Tagged bighead carp leads DNR to 2 others in St. Croix River
The Minnesota DNR captured two bighead carp May 11 during a search on the St. Croix River to recapture a tagged bighead carp the agency had been tracking as part of an invasive carp pilot project.
The carp were captured in Anderson Bay on the St. Croix River. One was a 46-inch, 39-pound mature male, and the second was a 43-inch, 46-pound mature female. Neither fish showed indications that they had been involved in this year’s spawn. They were removed from the water and euthanized, and further lab analyses will provide more detailed and useful information about the fish.
“We may not have immediately captured these two if the tagged carp hadn’t, in effect, led us to them,” DNR invasive fish coordinator Nick Frohnauer said. “Tagging is another proactive step Minnesota is taking to prevent the spread of invasive species.”
The capture of the two bighead carp, an invasive species, is the result of the pilot project to track tagged invasive carp to learn more about their range, habitat preferences and other behaviors, the DNR said in a news release Thursday, May 17. Because of the signal from a small implanted transmitter, DNR fisheries staff know the location of the tagged carp. While high water can complicate a capture operation, fisheries staff, along with U.S. Fish and Wildlife staff and commercial anglers, are resuming efforts to recapture the tagged carp this week.
The DNR is permitted to track up to two invasive carp in the St. Croix or Mississippi River at any given time, the DNR said, adding that anyone who catches a bighead, grass or silver carp is required to report it to the DNR immediately: via phone at 651-587-2781 or email at firstname.lastname@example.org; take a photo and transport the carp to the nearest fisheries office or make arrangements for it to be picked up by a DNR official.
Individual bighead carp were first captured in Minnesota in 1996 and 2003, with more frequent reports in recent years as the DNR’s response and public awareness have grown. Invasive carp initially escaped into the Mississippi River from southern fish farms where they were used to control algae. These large fish compete with native species and pose a threat to rivers and lakes, the DNR said in the release.

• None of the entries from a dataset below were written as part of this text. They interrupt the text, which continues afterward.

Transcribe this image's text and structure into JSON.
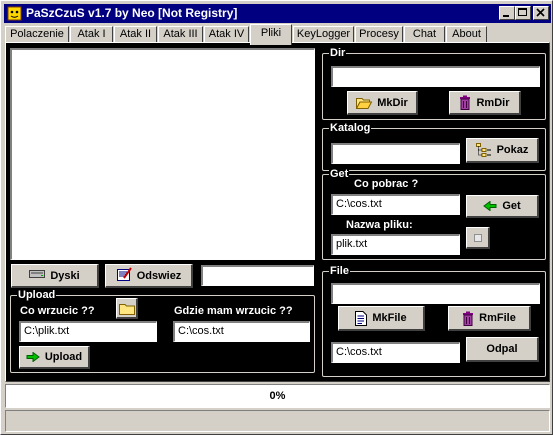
{
  "window": {
    "title": "PaSzCzuS v1.7 by Neo [Not Registry]"
  },
  "tabs": [
    "Polaczenie",
    "Atak I",
    "Atak II",
    "Atak III",
    "Atak IV",
    "Pliki",
    "KeyLogger",
    "Procesy",
    "Chat",
    "About"
  ],
  "active_tab": "Pliki",
  "left": {
    "dyski_label": "Dyski",
    "odswiez_label": "Odswiez",
    "path_value": ""
  },
  "upload": {
    "title": "Upload",
    "source_label": "Co wrzucic ??",
    "source_value": "C:\\plik.txt",
    "dest_label": "Gdzie mam wrzucic ??",
    "dest_value": "C:\\cos.txt",
    "button_label": "Upload"
  },
  "dir": {
    "title": "Dir",
    "value": "",
    "mkdir_label": "MkDir",
    "rmdir_label": "RmDir"
  },
  "katalog": {
    "title": "Katalog",
    "value": "",
    "pokaz_label": "Pokaz"
  },
  "get": {
    "title": "Get",
    "source_label": "Co pobrac ?",
    "source_value": "C:\\cos.txt",
    "name_label": "Nazwa pliku:",
    "name_value": "plik.txt",
    "button_label": "Get"
  },
  "file": {
    "title": "File",
    "value": "",
    "mkfile_label": "MkFile",
    "rmfile_label": "RmFile",
    "open_value": "C:\\cos.txt",
    "odpal_label": "Odpal"
  },
  "progress": {
    "text": "0%",
    "fraction": 0
  },
  "colors": {
    "titlebar": "#000080",
    "panel": "#000000",
    "face": "#d4d0c8"
  }
}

No breeding populations have been detected in Minnesota waters, the DNR added; individual bighead and silver carp have been caught in the Mississippi, St. Croix and Minnesota rivers.
More information about invasive carp is available at www.mndnr.gov/invasivecarp.